There has been a recent surge in development of first-order methods (FOMs) for solving huge-scale linear programming (LP) problems. The attractiveness of FOMs for LP stems in part from the fact that they avoid costly matrix factorization computation. However, the efficiency of FOMs is significantly influenced - both in theory and in practice - by certain instance-specific LP condition measures. Xiong and Freund recently showed that the performance of the restarted primal-dual hybrid gradient method (PDHG) is predominantly determined by two specific condition measures: LP sharpness and Limiting Error Ratio. In this paper we examine the relationship between these two measures, particularly in the case when the optimal solution is unique (which is generic - at least in theory), and we present an upper bound on the Limiting Error Ratio involving the reciprocal of the LP sharpness.

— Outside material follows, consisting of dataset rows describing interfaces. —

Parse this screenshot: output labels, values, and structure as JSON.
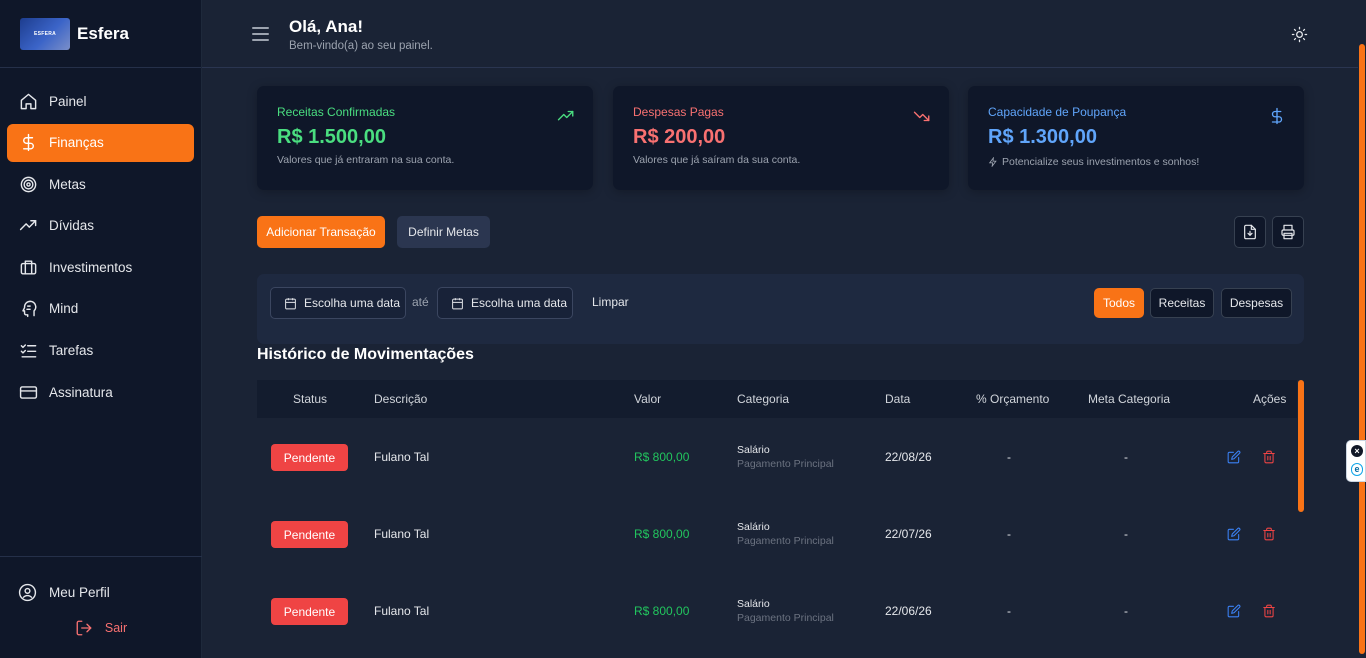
{
  "brand": {
    "name": "Esfera",
    "logo_text": "ESFERA"
  },
  "sidebar": {
    "items": [
      {
        "label": "Painel",
        "icon": "home-icon"
      },
      {
        "label": "Finanças",
        "icon": "dollar-icon",
        "active": true
      },
      {
        "label": "Metas",
        "icon": "target-icon"
      },
      {
        "label": "Dívidas",
        "icon": "trending-up-icon"
      },
      {
        "label": "Investimentos",
        "icon": "briefcase-icon"
      },
      {
        "label": "Mind",
        "icon": "brain-icon"
      },
      {
        "label": "Tarefas",
        "icon": "list-checks-icon"
      },
      {
        "label": "Assinatura",
        "icon": "credit-card-icon"
      }
    ],
    "profile_label": "Meu Perfil",
    "logout_label": "Sair"
  },
  "header": {
    "greeting": "Olá, Ana!",
    "subtitle": "Bem-vindo(a) ao seu painel."
  },
  "cards": [
    {
      "title": "Receitas Confirmadas",
      "value": "R$ 1.500,00",
      "subtitle": "Valores que já entraram na sua conta.",
      "icon": "trending-up-icon",
      "color": "#4ade80"
    },
    {
      "title": "Despesas Pagas",
      "value": "R$ 200,00",
      "subtitle": "Valores que já saíram da sua conta.",
      "icon": "trending-down-icon",
      "color": "#f87171"
    },
    {
      "title": "Capacidade de Poupança",
      "value": "R$ 1.300,00",
      "subtitle": "Potencialize seus investimentos e sonhos!",
      "icon": "dollar-icon",
      "color": "#60a5fa"
    }
  ],
  "actions": {
    "add_transaction": "Adicionar Transação",
    "define_goals": "Definir Metas"
  },
  "filters": {
    "date_from": "Escolha uma data",
    "between": "até",
    "date_to": "Escolha uma data",
    "clear": "Limpar",
    "types": [
      "Todos",
      "Receitas",
      "Despesas"
    ],
    "active_type": "Todos"
  },
  "history": {
    "title": "Histórico de Movimentações",
    "columns": [
      "Status",
      "Descrição",
      "Valor",
      "Categoria",
      "Data",
      "% Orçamento",
      "Meta Categoria",
      "Ações"
    ],
    "rows": [
      {
        "status": "Pendente",
        "description": "Fulano Tal",
        "value": "R$ 800,00",
        "category": "Salário",
        "subcategory": "Pagamento Principal",
        "date": "22/08/26",
        "budget": "-",
        "goal": "-"
      },
      {
        "status": "Pendente",
        "description": "Fulano Tal",
        "value": "R$ 800,00",
        "category": "Salário",
        "subcategory": "Pagamento Principal",
        "date": "22/07/26",
        "budget": "-",
        "goal": "-"
      },
      {
        "status": "Pendente",
        "description": "Fulano Tal",
        "value": "R$ 800,00",
        "category": "Salário",
        "subcategory": "Pagamento Principal",
        "date": "22/06/26",
        "budget": "-",
        "goal": "-"
      }
    ]
  },
  "colors": {
    "accent": "#f97316",
    "danger": "#ef4444",
    "positive": "#22c55e",
    "info": "#60a5fa"
  }
}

This shows that in LP instances where there is a dual nondegenerate optimal solution, the computational complexity of restarted PDHG can be characterized solely in terms of LP sharpness and the distance to optimal solutions, and simplifies the theoretical complexity upper bound of restarted PDHG for these instances.
MIT Operations Research Center Working Paper